But tailoring is expensive. When drugs fragment the market, their huge development costs get spread across fewer patients. The hostile economics of small-market drugs were first addressed by Ronald Reagan and Henry Waxman in a spectacularly successful instance of bipartisan collaboration. Enacted in the shadow of the newly discovered AIDs epidemic, the 1983 Orphan Drug Act provides various tax credits and exclusive marketing rights for any drug developed to treat a disease that afflicts fewer than 200,000 U.S. patients. At the time, AIDs still seemed rare enough to meet that threshold, and a few years later the law helped launch the first pathbreaking hiv drugs.
Since then about 1,600 orphan drugs have been certified, more than 280 have been licensed and used to treat 14 million patients. One recent estimate suggests that 6,000 diseases that collectively threaten 25 million Americans qualify as orphans, and new links between genes and disease are discovered almost every day. Far more drugs will be required to treat uncommon genetic diseases that aren't quite rare enough to qualify as orphansroughly speaking, flaws that show up (as single copies) in more than 5% of Americans. Countless other genetic differences will be implicated in side effects, driving still more fragmentation in the pharmacy.
In the long run precisely tailored medicine will be cheaper because chemistry is inherently cheaper, and far more effective, than the hands-on care provided by doctors and hospitals. But patients have to cover chemistry's upfront costs, and that means patent protection for a while. It takes a delicate choreography of patent-protected monopoly and cutthroat competition to get innovation first and rock-bottom prices later.
Along with many influential Democrats in Congress, the President-elect also favors having the federal government "negotiate with the drug companies for the cheapest available price on drugs." That means only one thingweakening the patents involved in the expensive front end of this dance. Placing a single huge buyer between a patented drug and the disease it treats will indeed lower the cost of treating itso long as someone else has already paid to get the drug to market.
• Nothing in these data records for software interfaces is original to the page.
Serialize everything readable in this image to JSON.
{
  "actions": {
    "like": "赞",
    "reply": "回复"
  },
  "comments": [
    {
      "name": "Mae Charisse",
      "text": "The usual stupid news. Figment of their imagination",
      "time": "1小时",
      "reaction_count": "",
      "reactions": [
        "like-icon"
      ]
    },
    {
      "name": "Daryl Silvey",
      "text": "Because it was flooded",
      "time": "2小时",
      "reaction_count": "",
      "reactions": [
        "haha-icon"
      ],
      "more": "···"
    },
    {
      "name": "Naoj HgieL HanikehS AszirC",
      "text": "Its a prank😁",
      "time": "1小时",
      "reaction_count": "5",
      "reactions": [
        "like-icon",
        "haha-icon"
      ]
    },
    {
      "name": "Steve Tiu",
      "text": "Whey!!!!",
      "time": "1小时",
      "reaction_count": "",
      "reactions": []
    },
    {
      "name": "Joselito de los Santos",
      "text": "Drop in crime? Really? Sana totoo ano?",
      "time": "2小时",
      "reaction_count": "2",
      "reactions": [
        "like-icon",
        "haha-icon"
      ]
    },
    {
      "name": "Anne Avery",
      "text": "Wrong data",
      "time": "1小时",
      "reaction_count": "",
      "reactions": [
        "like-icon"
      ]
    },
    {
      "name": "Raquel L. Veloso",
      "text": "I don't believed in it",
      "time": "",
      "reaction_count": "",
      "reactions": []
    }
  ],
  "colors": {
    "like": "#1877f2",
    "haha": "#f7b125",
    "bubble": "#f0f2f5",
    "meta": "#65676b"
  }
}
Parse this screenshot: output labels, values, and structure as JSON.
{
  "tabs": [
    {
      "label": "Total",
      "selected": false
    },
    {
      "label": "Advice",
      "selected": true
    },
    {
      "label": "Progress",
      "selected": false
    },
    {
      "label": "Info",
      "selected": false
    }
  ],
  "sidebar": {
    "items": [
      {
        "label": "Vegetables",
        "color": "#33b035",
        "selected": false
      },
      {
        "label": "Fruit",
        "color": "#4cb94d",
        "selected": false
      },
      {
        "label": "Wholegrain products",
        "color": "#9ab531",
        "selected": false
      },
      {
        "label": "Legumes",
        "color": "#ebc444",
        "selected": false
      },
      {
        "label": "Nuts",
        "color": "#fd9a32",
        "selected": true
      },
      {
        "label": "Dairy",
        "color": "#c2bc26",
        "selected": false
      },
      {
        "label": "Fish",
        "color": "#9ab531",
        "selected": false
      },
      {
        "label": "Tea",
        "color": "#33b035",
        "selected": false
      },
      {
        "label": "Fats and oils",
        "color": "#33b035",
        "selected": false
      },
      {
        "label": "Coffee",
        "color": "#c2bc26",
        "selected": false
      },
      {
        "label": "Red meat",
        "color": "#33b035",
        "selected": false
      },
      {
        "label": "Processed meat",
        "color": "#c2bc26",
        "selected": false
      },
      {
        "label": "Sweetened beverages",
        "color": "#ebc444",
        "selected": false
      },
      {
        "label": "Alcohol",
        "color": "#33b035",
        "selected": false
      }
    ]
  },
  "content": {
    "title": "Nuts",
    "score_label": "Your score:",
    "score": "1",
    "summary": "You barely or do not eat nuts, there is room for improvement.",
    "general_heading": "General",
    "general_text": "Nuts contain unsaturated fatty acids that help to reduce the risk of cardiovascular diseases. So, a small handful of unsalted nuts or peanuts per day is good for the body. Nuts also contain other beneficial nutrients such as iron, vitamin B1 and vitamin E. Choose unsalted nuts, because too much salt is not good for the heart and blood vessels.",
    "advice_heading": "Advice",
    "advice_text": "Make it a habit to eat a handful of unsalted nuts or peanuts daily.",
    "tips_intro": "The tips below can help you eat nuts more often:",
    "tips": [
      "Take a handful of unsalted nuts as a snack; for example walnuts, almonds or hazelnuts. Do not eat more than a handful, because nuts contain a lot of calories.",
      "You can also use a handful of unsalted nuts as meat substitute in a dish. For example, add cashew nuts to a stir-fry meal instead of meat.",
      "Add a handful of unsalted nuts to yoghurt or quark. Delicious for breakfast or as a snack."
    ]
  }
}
The rest of the world counts on the U.S. to be the someone else. New drugs are introduced here, affluent Americans pay premium prices while the patents last, and less affluent Americans, along with the rest of the developed world, get a sharply discounted ride on our coattails. While the patent lasts, however, some of the free riders don't get the drug at all. The 6,000 British victims of kidney cancer don't get Pfizer (nyse: PFEnewspeople)'s Sutent, because the government sets a $23,000 cap on what it will pay for a drug expected to prolong life by six months. Most other countries are openly or tacitly doing the same. Former Bush Administration officials agree it's only a matter of time before the U.S. does, too. The new Administration wants it to happen on the double.
Faced with a monopoly buyer's outright refusal to buy, drug companies do try to cut special deals to recover whatever they can on drugs already developed. But every time another country monopolizes its buying and tightens the squeeze on the patent, the financial picture takes another step back toward orphan. Pfizer won't pull the plug on yesterday's Sutent, the one already bottled and licensed. But a buyer's cartel may well force it to pull it on tomorrow's. Once the U.S. joins the big-government buyer's club, the jig is up. Many smaller- market drugs will never make it through the economic gate at all.
We stand on the threshold of a new era of biochemistry so stunningly powerful that it lets us tune and fix human chemistry from the bottom up. It is dreadfully ironic that affluent countries have chosen this moment to throttle the research engine.
Original Source: http://www.forbes.com/forbes/2009/0112/072.html